EQ3  You mentioned about the variety of mediums that you work with. Is there a particular medium that you find most gratifying to work with?

 

SG  I think there is something, ultimately, always satisfying about print. It’s sort of finite. You can hold it in your hands, and it’s an object. Once you’re done, it’s done.

 

On the other hand, right now I have sort of an unabashed love for Instagram. I think Instagram is, for me, probably the most satisfying of social media, from both from a personal standpoint and I think we’ve been having a lot of fun with the Herman Miller Instagram account, as well. But it’s just because it’s visual, and in a way it feels less promotional than some other formats.

 

WHY_UncommonVision_21-2
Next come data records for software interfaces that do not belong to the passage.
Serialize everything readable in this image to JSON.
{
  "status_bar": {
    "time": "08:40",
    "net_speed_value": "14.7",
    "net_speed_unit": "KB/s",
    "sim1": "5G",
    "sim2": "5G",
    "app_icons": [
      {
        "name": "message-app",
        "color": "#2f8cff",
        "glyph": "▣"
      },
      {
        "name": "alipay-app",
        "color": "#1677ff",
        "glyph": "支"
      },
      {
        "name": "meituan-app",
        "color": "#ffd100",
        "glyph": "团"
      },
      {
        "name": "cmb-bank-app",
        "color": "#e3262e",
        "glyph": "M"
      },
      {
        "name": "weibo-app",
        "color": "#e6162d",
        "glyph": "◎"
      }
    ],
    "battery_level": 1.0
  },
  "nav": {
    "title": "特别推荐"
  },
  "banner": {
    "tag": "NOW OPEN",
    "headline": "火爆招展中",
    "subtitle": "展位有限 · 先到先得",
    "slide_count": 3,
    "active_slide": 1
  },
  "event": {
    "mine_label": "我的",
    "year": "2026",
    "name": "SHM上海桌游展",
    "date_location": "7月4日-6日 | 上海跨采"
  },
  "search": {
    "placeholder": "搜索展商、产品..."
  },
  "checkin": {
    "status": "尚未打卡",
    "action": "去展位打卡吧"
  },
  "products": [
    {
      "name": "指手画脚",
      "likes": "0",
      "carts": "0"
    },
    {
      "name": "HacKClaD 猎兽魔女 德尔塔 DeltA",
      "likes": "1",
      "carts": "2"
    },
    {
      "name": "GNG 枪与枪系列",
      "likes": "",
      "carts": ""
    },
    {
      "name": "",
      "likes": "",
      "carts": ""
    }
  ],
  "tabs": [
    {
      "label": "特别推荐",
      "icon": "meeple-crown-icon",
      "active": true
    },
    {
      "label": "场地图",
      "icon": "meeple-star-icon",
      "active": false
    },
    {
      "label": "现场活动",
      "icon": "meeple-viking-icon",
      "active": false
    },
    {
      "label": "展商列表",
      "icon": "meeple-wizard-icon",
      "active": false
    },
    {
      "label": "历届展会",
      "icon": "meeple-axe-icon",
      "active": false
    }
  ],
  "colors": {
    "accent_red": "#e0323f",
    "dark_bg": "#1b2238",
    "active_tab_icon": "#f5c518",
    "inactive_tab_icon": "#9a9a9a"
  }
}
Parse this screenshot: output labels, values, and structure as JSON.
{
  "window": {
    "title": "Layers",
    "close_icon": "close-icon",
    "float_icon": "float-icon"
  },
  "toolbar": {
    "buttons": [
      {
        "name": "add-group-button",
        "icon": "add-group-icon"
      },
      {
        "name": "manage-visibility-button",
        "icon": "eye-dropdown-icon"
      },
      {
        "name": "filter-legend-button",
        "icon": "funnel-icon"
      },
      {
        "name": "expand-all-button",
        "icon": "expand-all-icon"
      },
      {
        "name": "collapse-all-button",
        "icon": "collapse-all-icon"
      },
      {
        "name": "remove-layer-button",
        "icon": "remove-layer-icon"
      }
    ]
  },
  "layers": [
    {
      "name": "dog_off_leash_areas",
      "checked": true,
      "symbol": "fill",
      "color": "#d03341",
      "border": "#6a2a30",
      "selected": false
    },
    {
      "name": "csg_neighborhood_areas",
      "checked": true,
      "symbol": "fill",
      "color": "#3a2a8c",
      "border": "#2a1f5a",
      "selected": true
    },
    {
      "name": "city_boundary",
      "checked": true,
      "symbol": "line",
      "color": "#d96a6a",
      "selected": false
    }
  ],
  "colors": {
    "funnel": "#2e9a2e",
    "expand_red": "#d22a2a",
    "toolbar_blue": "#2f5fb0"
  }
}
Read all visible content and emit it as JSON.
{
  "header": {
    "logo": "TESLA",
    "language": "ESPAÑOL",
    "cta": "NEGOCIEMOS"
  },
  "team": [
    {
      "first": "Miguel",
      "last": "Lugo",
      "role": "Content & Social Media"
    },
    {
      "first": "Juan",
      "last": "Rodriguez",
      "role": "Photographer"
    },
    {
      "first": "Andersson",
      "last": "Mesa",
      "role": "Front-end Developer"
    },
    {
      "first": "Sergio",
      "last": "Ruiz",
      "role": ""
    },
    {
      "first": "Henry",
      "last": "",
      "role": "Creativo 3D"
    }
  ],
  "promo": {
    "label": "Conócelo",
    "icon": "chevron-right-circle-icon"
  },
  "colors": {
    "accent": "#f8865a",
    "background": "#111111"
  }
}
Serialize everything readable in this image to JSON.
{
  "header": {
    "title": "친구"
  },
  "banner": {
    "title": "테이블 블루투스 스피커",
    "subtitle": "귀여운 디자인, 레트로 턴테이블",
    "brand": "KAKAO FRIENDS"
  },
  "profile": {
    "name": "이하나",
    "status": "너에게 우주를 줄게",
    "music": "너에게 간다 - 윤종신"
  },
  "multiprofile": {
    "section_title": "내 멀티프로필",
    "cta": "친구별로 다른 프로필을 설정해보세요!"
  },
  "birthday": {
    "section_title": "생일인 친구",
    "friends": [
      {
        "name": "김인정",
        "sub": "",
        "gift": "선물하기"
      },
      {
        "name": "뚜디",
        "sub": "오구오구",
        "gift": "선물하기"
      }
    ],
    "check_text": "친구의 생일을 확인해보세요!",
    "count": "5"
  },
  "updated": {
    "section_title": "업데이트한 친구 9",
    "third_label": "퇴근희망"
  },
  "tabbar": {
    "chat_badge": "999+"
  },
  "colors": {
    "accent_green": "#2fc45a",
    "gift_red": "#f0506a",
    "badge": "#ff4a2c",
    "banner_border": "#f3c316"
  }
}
“Alexander Girard: An Uncommon Vision” pop up celebrating first archival re-introductions of Girard’s furniture and screen printed fabric panels (New York Design Week, May 2014)

 

WHY_UncommonVision_10-(2)-2

 

EQ3  Do any particular projects, then, standout in your mind as a favourite?

 

SG  I’d have to say the recent work that we did with the pop-up showcase for Alexander Girard in New York.

 

I’ve always had a supreme passion for Alexander Girard, since a friend of mine introduced me, in probably 2001, to his work. It was less known than Nelson and Eames, at that time. In a lot of ways, his work was more ephemeral. He did textiles, and he did restaurant interiors and office interiors. Those are the kind of things that get changed or go away. I think, also, he did so much work that until you start digging, you don’t really realize that he was such a polymath and really did do everything. But when you start to discover his world, it’s just kind of amazing. It’s this endless trove of treasure.

 

In some ways it’s unfair to just put a table by him into the world, especially to a world that doesn’t know him as well as Eames or Nelson, without giving more context to what he accomplished in his lifetime.

 

 

EQ3  We’ve talked about the WHY series a fair bit on our blog and we really love it! We’re curious how this particular essay series developed because it’s a slightly different twist on a blog.

 

SG  My colleagues Steve Frykholmand Clark Malcom did a magazine called “See” in the mid 2000s, which was this beautiful high production value magazine that I think they did a total of 6 issues for, back in the day. They were just re-launching a new magazine called WHY, and that was one of the first projects that I worked on. We’ve done 3 print issues of WHY.

 

The idea is “Why does Herman Miller do the things that we do?” If there’s not a strong why, there’s kind of no point in doing it. And that’s, definitely, very much the ethos of how we approach things at Herman Miller – from our products, to our marketing, to everything. We want stuff to very much have purpose, and WHY is really the mechanism for bringing that conversation to life, whether it’s in print or it’s on social media, or in digital format. We launched last July online and I think we’ve produced something in the order of 35 stories in the last year.

 

Eras-2

 

EQ3  Where do the ideas for stories come from? Where do you draw inspiration from?

 

SG  We work in a somewhat programmatic way with the marketing organization, so we base what we are doing on WHY with what the business is doing at the base level.

 

I’ve been able to bring in some great folk – my colleagues Amber Bravo and Everett Pelayo – that have a really good sense for editorial and for how to bring a story to life. Then we’ll take what is happening in the world of Herman Miller and we have editorial meetings. It’s a process almost like at any magazine. You have pitch meetings and you have creative meetings, and you sit around and you shoot around ideas. The one that kind of hits the nail on the head, or gets closest to it, is the one you pursue. But again, it comes back to “What’s the best way to bring this content to life.” We’re not married to any one approach. So sometimes it might be a video, sometimes it might be a photo essay, sometimes it might be a 2000 word interview.

 

 

Image Source: All photographs courtesy of Herman Miller

Shop EQ3.com For Modern Furniture and Accessories